I have come up with the following if else logic for this, but cannot proceed from there.

If $$x_3+x_4 = 0$$ then $$x_1 + x_2 \ge 0$$

If $$x_3 + x_4 \ge 1$$ then $$x_1 + x_2 = 1$$

Can you let me know how to come up with an integer linear program with this understanding?
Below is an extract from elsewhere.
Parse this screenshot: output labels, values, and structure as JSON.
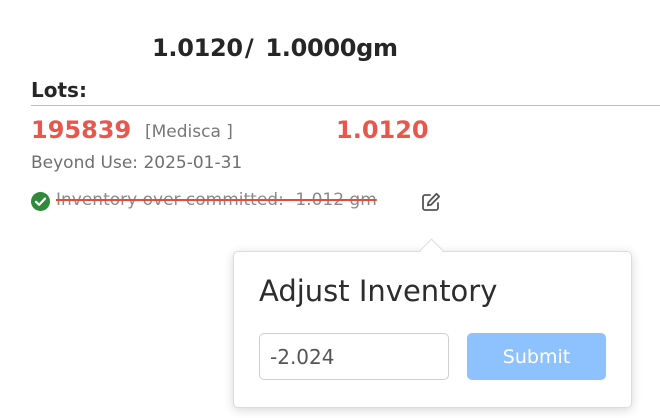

• If x3 and x4 are not binaries then use comparisons blog.adamfurmanek.pl/2015/09/12/ilp-part-4 Then use material implication and exclusive or blog.adamfurmanek.pl/2015/08/22/ilp-part-1 Commented Apr 1, 2021 at 6:19
• All x1, x2, x3 and x4 are binary variables. Commented Apr 1, 2021 at 7:23
• The material implication is enough. Commented Apr 1, 2021 at 10:14

Every logical formula can be converted to conjunctive normal form (CNF), that is, into a conjunction (AND) of clauses (OR). In turn, a clause $$\ell_1 \lor \cdots \lor \ell_m$$ can be expressed as the constraint $$\ell_1 + \cdots + \ell_m \geq 1$$. In this way, you can express any logical condition in an integer program.
As an example, consider the logical formula $$x \oplus y$$, that is, exactly one of $$x,y$$ is true. While it can be expressed directly as $$x + y = 1$$, let's see how to do it using CNF. Putting it into CNF, we get $$(x \lor y) \land (\lnot x \lor \lnot y)$$. Therefore we add the following constraints: $$x + y \geq 1$$ and $$(1-x) + (1-y) \geq 1$$, i.e., $$-x-y \geq -1$$.